210 (3d Cir. 2009) (“Iqbal . . . provides the
final nail-in-the-coffin for the ‘no set of facts'
standard that applied to federal complaints before
the Twombly/Iqbal standard, the Third Circuit has
instructed a two-part analysis in reviewing a complaint under
Rule 12(b)(6). First, the factual and legal elements of a
claim should be separated; a district court must accept all
of the complaint's well-pleaded facts as true, but may
disregard any legal conclusions. Fowler, 578 F.3d at
210 (citing Iqbal, 129 S.Ct. at 1950). Second, a
district court must then determine whether the facts alleged
in the complaint are sufficient to show that the plaintiff
has a “‘plausible claim for relief.'”
Id. (quoting Iqbal, 129 S.Ct. at 1950). A
complaint must do more than allege the plaintiff's
entitlement to relief. Id.; see also Phillips v.
Cnty. of Allegheny, 515 F.3d 224, 234 (3d Cir. 2008)
(stating that the “Supreme Court's Twombly
formulation of the pleading standard can be summed up thus:
‘stating . . . a claim requires a complaint with enough
factual matter (taken as true) to suggest' the required
element. This ‘does not impose a probability
requirement at the pleading stage, ' but instead
‘simply calls for enough facts to raise a reasonable
expectation that discovery will reveal evidence of' the
necessary element”). A court need not credit either
“bald assertions” or “legal
conclusions” in a complaint when deciding a motion to
dismiss. In re Burlington Coat Factory Sec. Litig.,
114 F.3d 1410, 1429-30 (3d Cir. 1997). The defendant bears
the burden of showing that no claim has been presented.
Hedges v. U.S., 404 F.3d 744, 750 (3d Cir. 2005)
(citing Kehr Packages, Inc. v. Fidelcor, Inc., 926
F.2d 1406, 1409 (3d Cir. 1991)).
in reviewing a Rule 12(b)(6) motion must only consider the
facts alleged in the pleadings, the documents attached
thereto as exhibits, and matters of judicial notice. S.
Cross Overseas Agencies, Inc. v. Kwong Shipping Grp.
Ltd., 181 F.3d 410, 426 (3d Cir. 1999). A court may
consider, however, “an undisputedly authentic document
that a defendant attaches as an exhibit to a motion to

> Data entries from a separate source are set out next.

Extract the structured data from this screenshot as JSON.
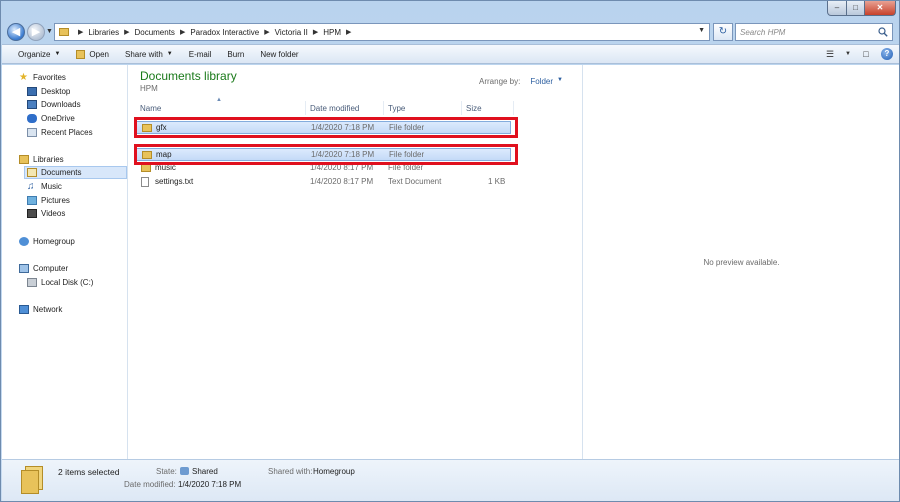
{
  "address": {
    "crumbs": [
      "Libraries",
      "Documents",
      "Paradox Interactive",
      "Victoria II",
      "HPM"
    ]
  },
  "search": {
    "placeholder": "Search HPM"
  },
  "toolbar": {
    "organize": "Organize",
    "open": "Open",
    "share_with": "Share with",
    "email": "E-mail",
    "burn": "Burn",
    "new_folder": "New folder"
  },
  "nav": {
    "favorites": "Favorites",
    "desktop": "Desktop",
    "downloads": "Downloads",
    "onedrive": "OneDrive",
    "recent": "Recent Places",
    "libraries": "Libraries",
    "documents": "Documents",
    "music": "Music",
    "pictures": "Pictures",
    "videos": "Videos",
    "homegroup": "Homegroup",
    "computer": "Computer",
    "local_disk": "Local Disk (C:)",
    "network": "Network"
  },
  "library": {
    "title": "Documents library",
    "subtitle": "HPM",
    "arrange_label": "Arrange by:",
    "arrange_value": "Folder"
  },
  "columns": {
    "name": "Name",
    "date": "Date modified",
    "type": "Type",
    "size": "Size"
  },
  "files": [
    {
      "name": "gfx",
      "date": "1/4/2020 7:18 PM",
      "type": "File folder",
      "size": ""
    },
    {
      "name": "map",
      "date": "1/4/2020 7:18 PM",
      "type": "File folder",
      "size": ""
    },
    {
      "name": "music",
      "date": "1/4/2020 8:17 PM",
      "type": "File folder",
      "size": ""
    },
    {
      "name": "settings.txt",
      "date": "1/4/2020 8:17 PM",
      "type": "Text Document",
      "size": "1 KB"
    }
  ],
  "preview": {
    "message": "No preview available."
  },
  "details": {
    "count": "2 items selected",
    "state_label": "State:",
    "state_value": "Shared",
    "shared_label": "Shared with:",
    "shared_value": "Homegroup",
    "date_label": "Date modified:",
    "date_value": "1/4/2020 7:18 PM"
  },
  "colors": {
    "highlight": "#e0101e",
    "library_title": "#1a7a1a"
  }
}
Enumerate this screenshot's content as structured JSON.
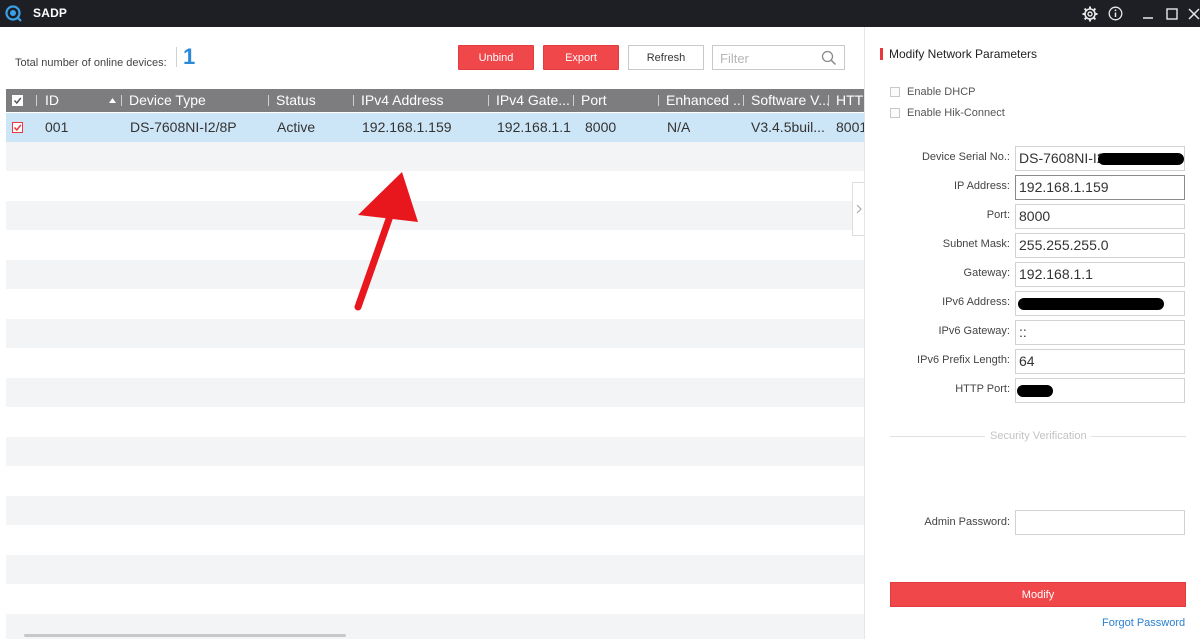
{
  "window": {
    "title": "SADP",
    "icons": [
      "settings-icon",
      "info-icon",
      "minimize-icon",
      "maximize-icon",
      "close-icon"
    ]
  },
  "toolbar": {
    "total_label": "Total number of online devices:",
    "total_count": "1",
    "unbind_label": "Unbind",
    "export_label": "Export",
    "refresh_label": "Refresh",
    "filter_placeholder": "Filter"
  },
  "table": {
    "headers": [
      "ID",
      "Device Type",
      "Status",
      "IPv4 Address",
      "IPv4 Gate...",
      "Port",
      "Enhanced ...",
      "Software V...",
      "HTTP"
    ],
    "rows": [
      {
        "id": "001",
        "device_type": "DS-7608NI-I2/8P",
        "status": "Active",
        "ipv4": "192.168.1.159",
        "gateway": "192.168.1.1",
        "port": "8000",
        "enhanced": "N/A",
        "software": "V3.4.5buil...",
        "http": "8001"
      }
    ]
  },
  "panel": {
    "title": "Modify Network Parameters",
    "enable_dhcp": "Enable DHCP",
    "enable_hik": "Enable Hik-Connect",
    "fields": {
      "serial_label": "Device Serial No.:",
      "serial_value": "DS-7608NI-I2",
      "ip_label": "IP Address:",
      "ip_value": "192.168.1.159",
      "port_label": "Port:",
      "port_value": "8000",
      "mask_label": "Subnet Mask:",
      "mask_value": "255.255.255.0",
      "gateway_label": "Gateway:",
      "gateway_value": "192.168.1.1",
      "ipv6_label": "IPv6 Address:",
      "ipv6_gw_label": "IPv6 Gateway:",
      "ipv6_gw_value": "::",
      "ipv6_prefix_label": "IPv6 Prefix Length:",
      "ipv6_prefix_value": "64",
      "http_label": "HTTP Port:"
    },
    "security_verification": "Security Verification",
    "admin_password_label": "Admin Password:",
    "modify_label": "Modify",
    "forgot_label": "Forgot Password"
  },
  "colors": {
    "accent_red": "#f0474b",
    "link_blue": "#2b7fd0",
    "count_blue": "#2b8ad8",
    "selected_row": "#cde6f7",
    "header_gray": "#7d7d7f",
    "titlebar": "#1d1f24"
  }
}
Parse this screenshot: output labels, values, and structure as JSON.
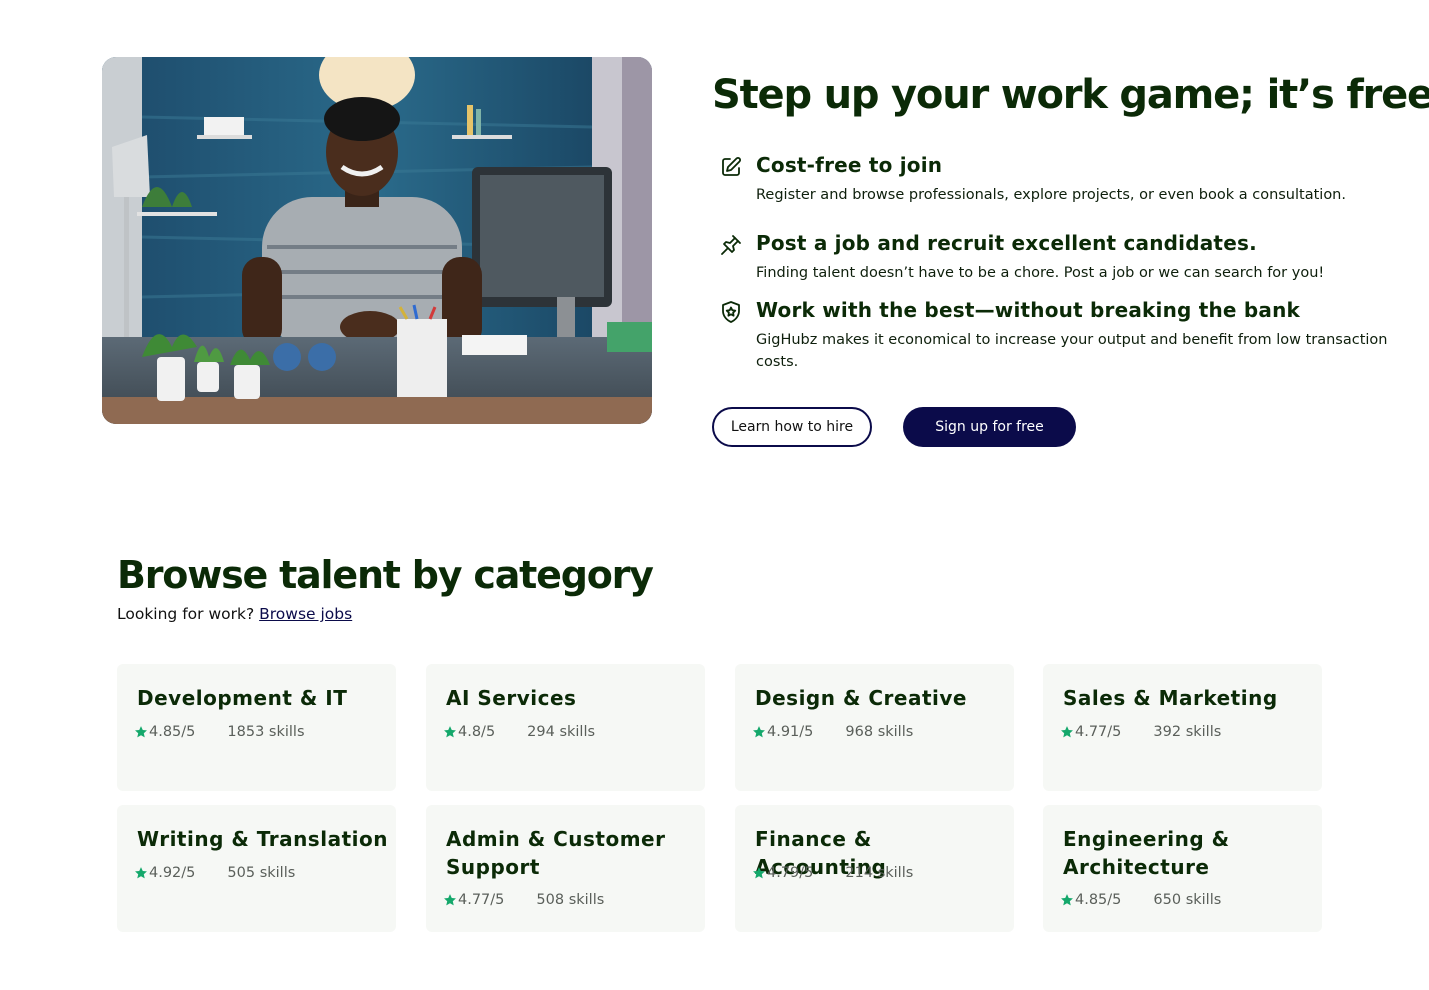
{
  "hero": {
    "title": "Step up your work game; it’s free.",
    "features": [
      {
        "icon": "edit-icon",
        "title": "Cost-free to join",
        "desc": "Register and browse professionals, explore projects, or even book a consultation."
      },
      {
        "icon": "pin-icon",
        "title": "Post a job and recruit excellent candidates.",
        "desc": "Finding talent doesn’t have to be a chore. Post a job or we can search for you!"
      },
      {
        "icon": "award-shield-icon",
        "title": "Work with the best—without breaking the bank",
        "desc": "GigHubz makes it economical to increase your output and benefit from low transaction costs."
      }
    ],
    "buttons": {
      "learn": "Learn how to hire",
      "signup": "Sign up for free"
    }
  },
  "categories": {
    "title": "Browse talent by category",
    "subtitle_prefix": "Looking for work?",
    "subtitle_link": "Browse jobs",
    "items": [
      {
        "name": "Development & IT",
        "rating": "4.85/5",
        "skills": "1853 skills"
      },
      {
        "name": "AI Services",
        "rating": "4.8/5",
        "skills": "294 skills"
      },
      {
        "name": "Design & Creative",
        "rating": "4.91/5",
        "skills": "968 skills"
      },
      {
        "name": "Sales & Marketing",
        "rating": "4.77/5",
        "skills": "392 skills"
      },
      {
        "name": "Writing & Translation",
        "rating": "4.92/5",
        "skills": "505 skills"
      },
      {
        "name": "Admin & Customer Support",
        "rating": "4.77/5",
        "skills": "508 skills"
      },
      {
        "name": "Finance & Accounting",
        "rating": "4.79/5",
        "skills": "214 skills"
      },
      {
        "name": "Engineering & Architecture",
        "rating": "4.85/5",
        "skills": "650 skills"
      }
    ]
  },
  "colors": {
    "brand_navy": "#0b0b4a",
    "heading_green": "#0b2a07",
    "star_green": "#14a86b",
    "card_bg": "#f6f8f5"
  }
}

dismiss if the plaintiff's claims are based on the
document.” Pension Benefit Guar. Corp. v. White
Consol. Indus., Inc., 998 F.2d 1192, 1196 (3d Cir.
1993). If any other matters outside the pleadings are
presented to the court, and the court does not exclude those
matters, a Rule 12(b)(6) motion will be treated as a summary
judgment motion pursuant to Rule 56. Fed.R.Civ.P. 12(b).
addressing the viability of Plaintiffs' antitrust and
fraud claims, some background information on the AOA board
certification process explained in Plaintiffs' complaint